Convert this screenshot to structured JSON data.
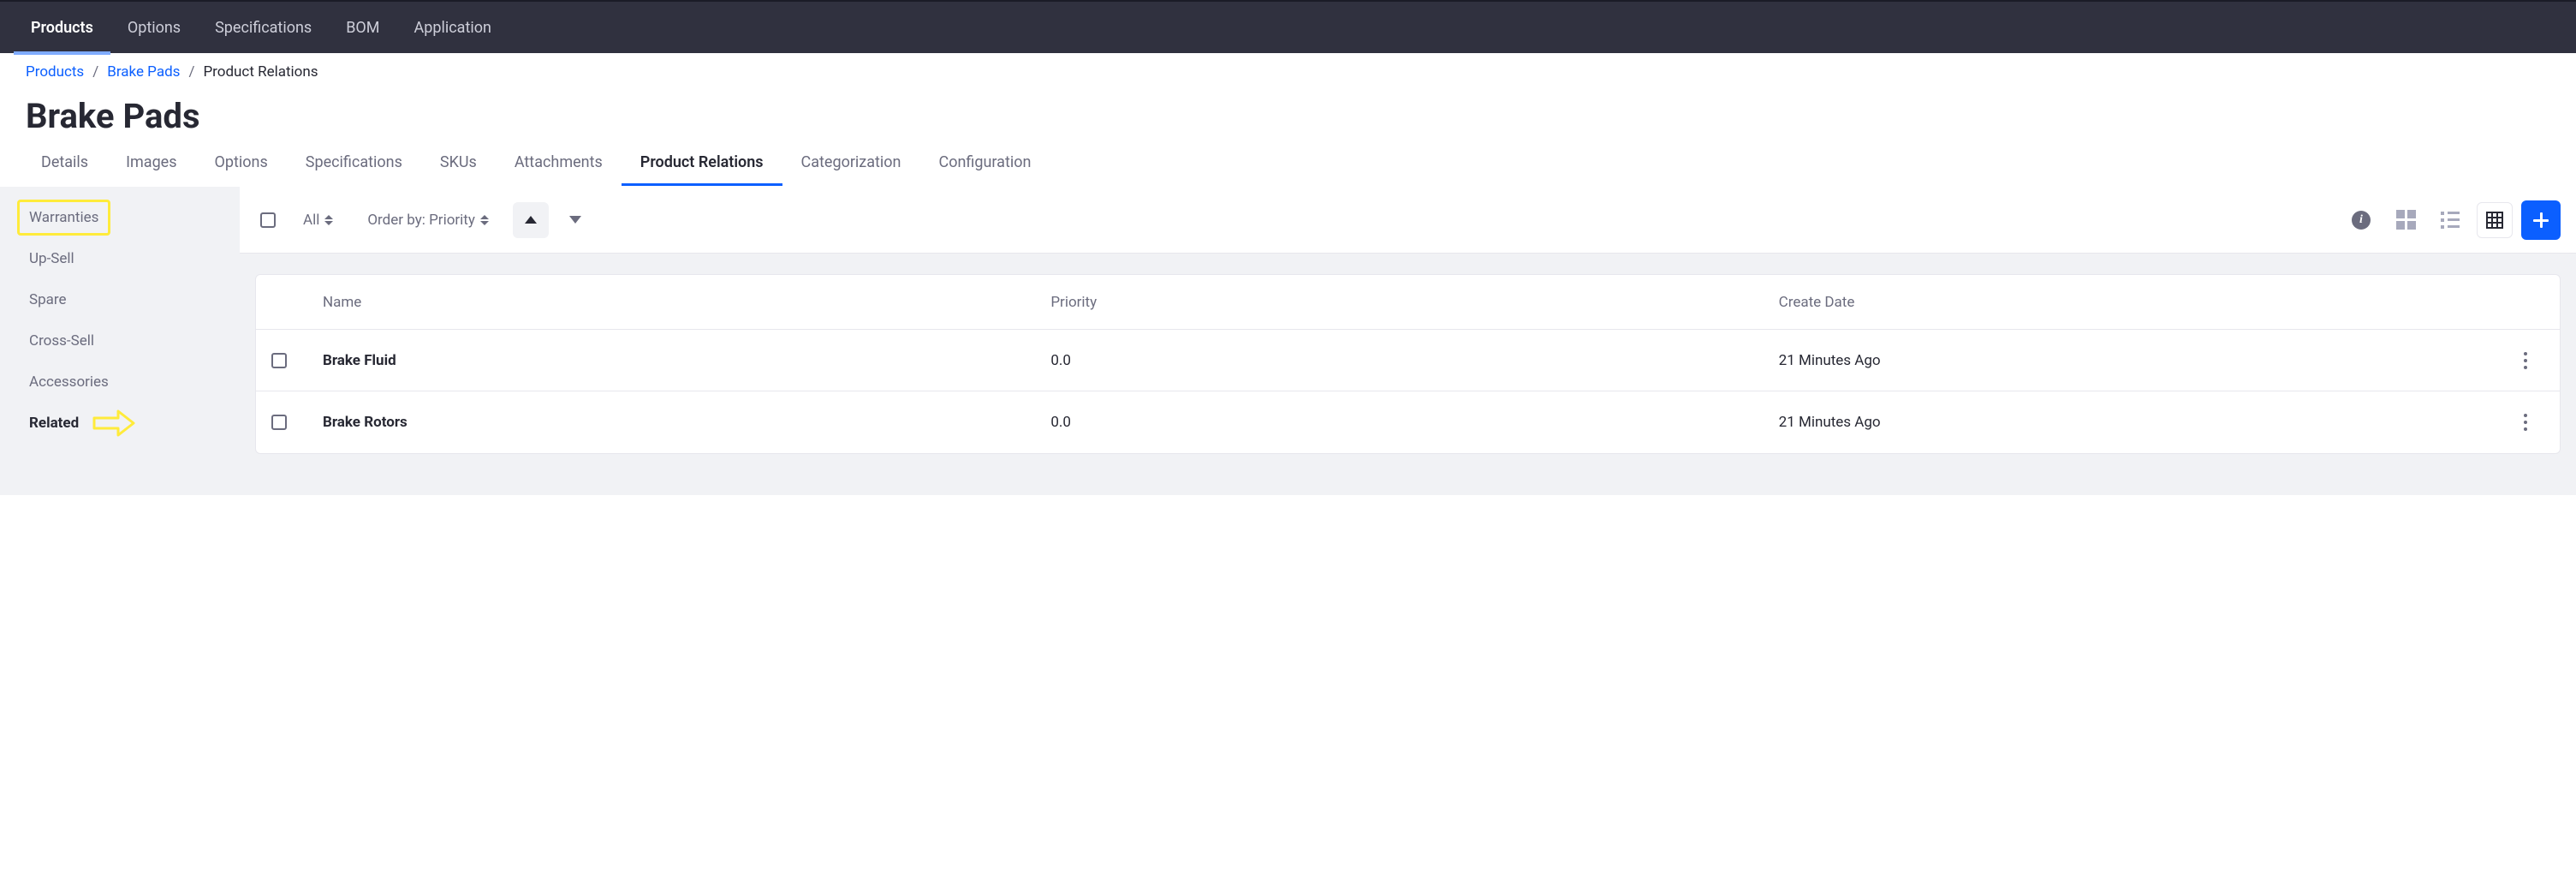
{
  "topnav": {
    "items": [
      {
        "label": "Products",
        "active": true
      },
      {
        "label": "Options"
      },
      {
        "label": "Specifications"
      },
      {
        "label": "BOM"
      },
      {
        "label": "Application"
      }
    ]
  },
  "breadcrumb": {
    "items": [
      {
        "label": "Products",
        "link": true
      },
      {
        "label": "Brake Pads",
        "link": true
      },
      {
        "label": "Product Relations",
        "link": false
      }
    ]
  },
  "page_title": "Brake Pads",
  "subtabs": {
    "items": [
      {
        "label": "Details"
      },
      {
        "label": "Images"
      },
      {
        "label": "Options"
      },
      {
        "label": "Specifications"
      },
      {
        "label": "SKUs"
      },
      {
        "label": "Attachments"
      },
      {
        "label": "Product Relations",
        "active": true
      },
      {
        "label": "Categorization"
      },
      {
        "label": "Configuration"
      }
    ]
  },
  "sidebar": {
    "items": [
      {
        "label": "Warranties",
        "highlight": true
      },
      {
        "label": "Up-Sell"
      },
      {
        "label": "Spare"
      },
      {
        "label": "Cross-Sell"
      },
      {
        "label": "Accessories"
      },
      {
        "label": "Related",
        "active": true,
        "arrow": true
      }
    ]
  },
  "toolbar": {
    "filter_label": "All",
    "orderby_prefix": "Order by: ",
    "orderby_value": "Priority"
  },
  "table": {
    "columns": [
      "Name",
      "Priority",
      "Create Date"
    ],
    "rows": [
      {
        "name": "Brake Fluid",
        "priority": "0.0",
        "create_date": "21 Minutes Ago"
      },
      {
        "name": "Brake Rotors",
        "priority": "0.0",
        "create_date": "21 Minutes Ago"
      }
    ]
  }
}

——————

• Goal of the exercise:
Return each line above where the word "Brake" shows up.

• Answer below:
        "label": "Brake Pads",
  "page_title": "Brake Pads",
        "name": "Brake Fluid",
        "name": "Brake Rotors",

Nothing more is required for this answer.